The task => Which lines of the data below include the string "header"? Return each of them.

(Data records for software interfaces)

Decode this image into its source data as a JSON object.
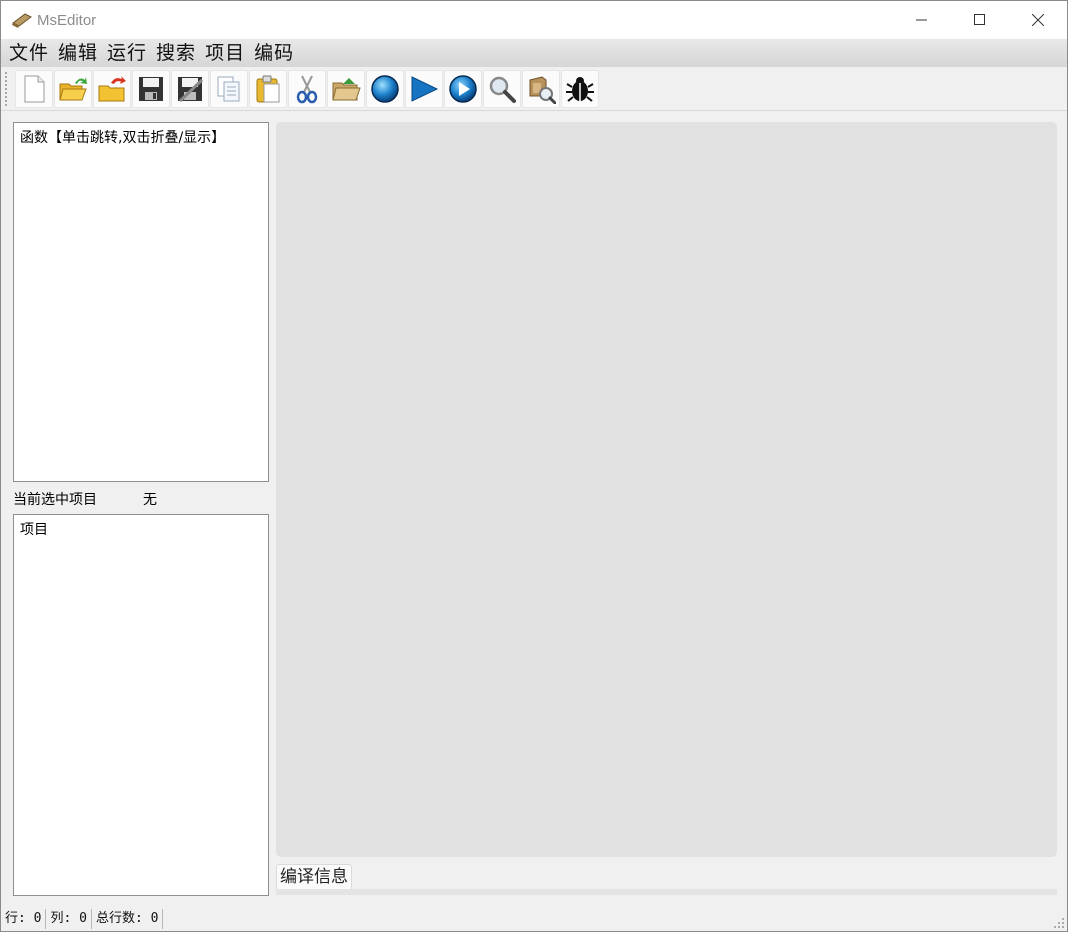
{
  "window": {
    "title": "MsEditor"
  },
  "menu": {
    "items": [
      "文件",
      "编辑",
      "运行",
      "搜索",
      "项目",
      "编码"
    ]
  },
  "toolbar": {
    "buttons": [
      {
        "icon": "new-file-icon"
      },
      {
        "icon": "open-folder-icon"
      },
      {
        "icon": "open-recent-icon"
      },
      {
        "icon": "save-icon"
      },
      {
        "icon": "save-as-icon"
      },
      {
        "icon": "copy-icon"
      },
      {
        "icon": "paste-icon"
      },
      {
        "icon": "cut-icon"
      },
      {
        "icon": "open-project-icon"
      },
      {
        "icon": "stop-icon"
      },
      {
        "icon": "run-icon"
      },
      {
        "icon": "run-debug-icon"
      },
      {
        "icon": "search-icon"
      },
      {
        "icon": "find-in-files-icon"
      },
      {
        "icon": "bug-icon"
      }
    ]
  },
  "functions_panel": {
    "header": "函数【单击跳转,双击折叠/显示】"
  },
  "current_project": {
    "label": "当前选中项目",
    "value": "无"
  },
  "project_panel": {
    "header": "项目"
  },
  "output": {
    "tab_label": "编译信息"
  },
  "status": {
    "row": "行: 0",
    "col": "列: 0",
    "total": "总行数: 0"
  },
  "colors": {
    "editor_bg": "#e1e1e1",
    "window_bg": "#f0f0f0"
  }
}
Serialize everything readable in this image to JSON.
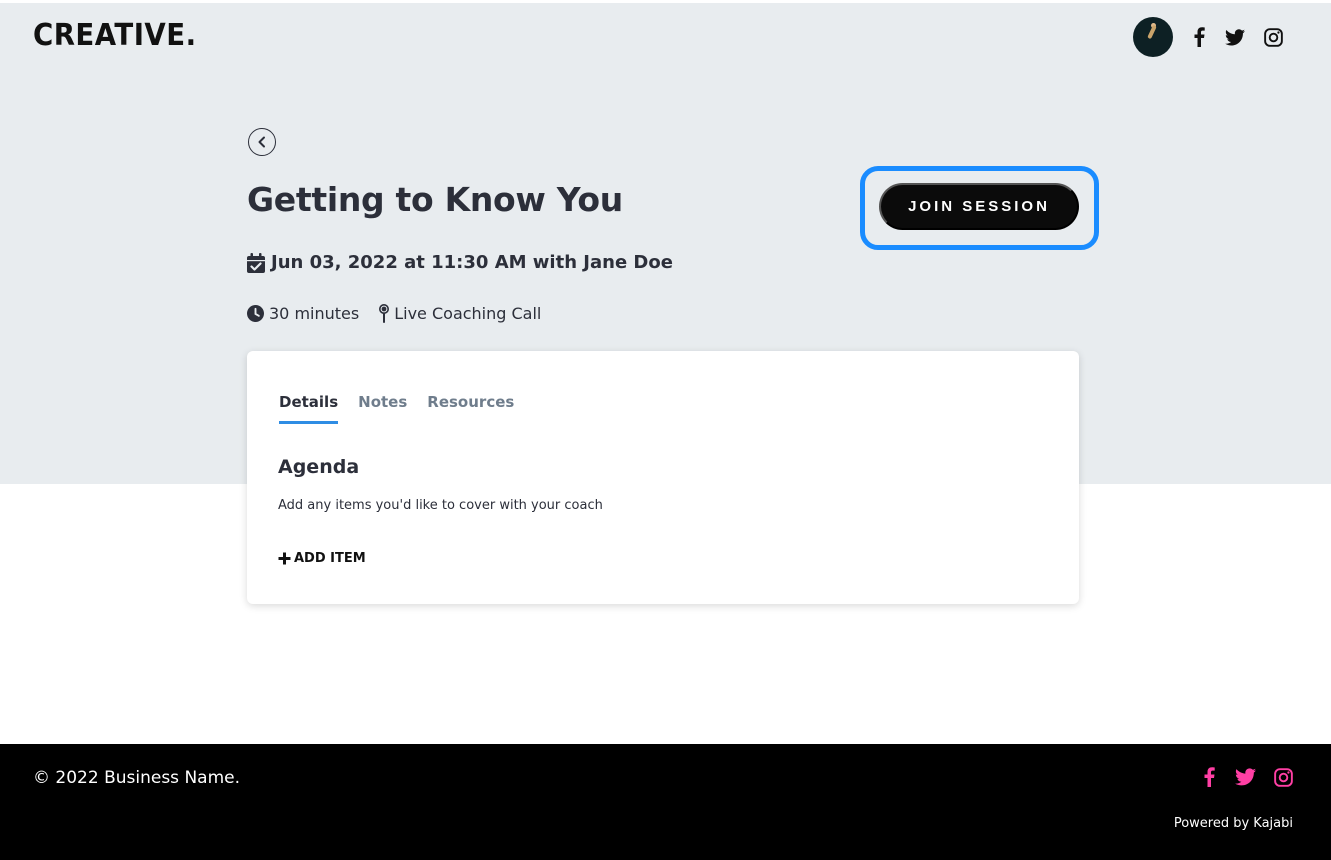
{
  "header": {
    "logo": "CREATIVE.",
    "avatar_icon": "user-avatar",
    "social_icons": [
      "facebook-icon",
      "twitter-icon",
      "instagram-icon"
    ]
  },
  "session": {
    "title": "Getting to Know You",
    "date_line": "Jun 03, 2022 at 11:30 AM with Jane Doe",
    "duration": "30 minutes",
    "location": "Live Coaching Call",
    "join_label": "JOIN SESSION",
    "join_highlight_color": "#1a8cff"
  },
  "tabs": [
    {
      "label": "Details",
      "active": true
    },
    {
      "label": "Notes",
      "active": false
    },
    {
      "label": "Resources",
      "active": false
    }
  ],
  "agenda": {
    "title": "Agenda",
    "description": "Add any items you'd like to cover with your coach",
    "add_label": "ADD ITEM"
  },
  "footer": {
    "copyright": "© 2022 Business Name.",
    "powered_by": "Powered by Kajabi",
    "social_color": "#ff3fa4"
  },
  "colors": {
    "hero_bg": "#e8ecef",
    "tab_active_underline": "#2f8de4",
    "button_bg": "#0b0b0b"
  }
}
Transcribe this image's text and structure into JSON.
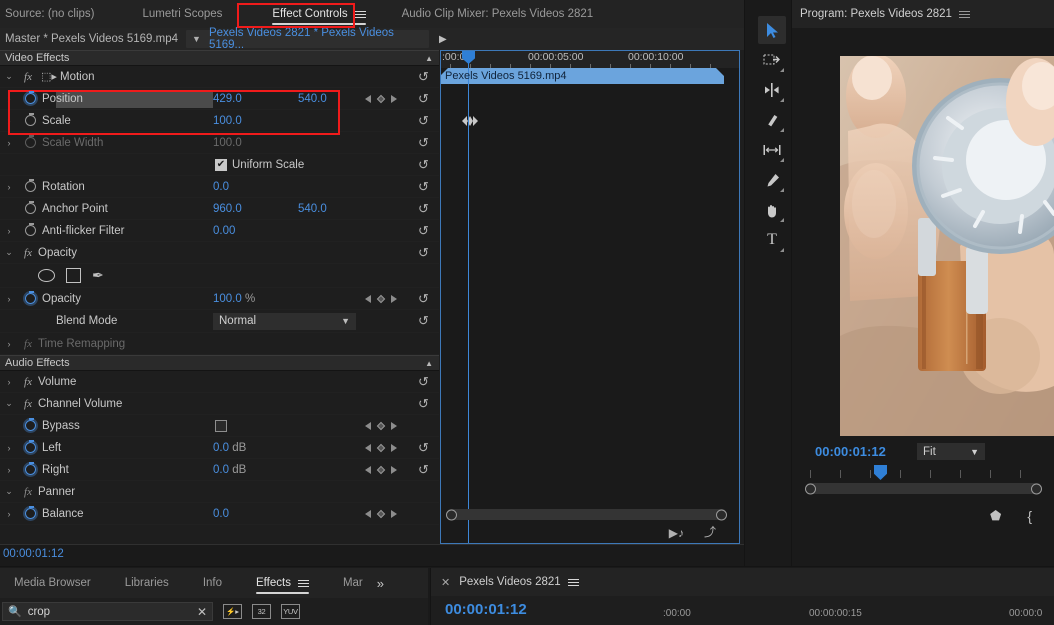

Answer =>
    "header": "函数【单击跳转,双击折叠/显示】"
    "header": "项目"
  "header": {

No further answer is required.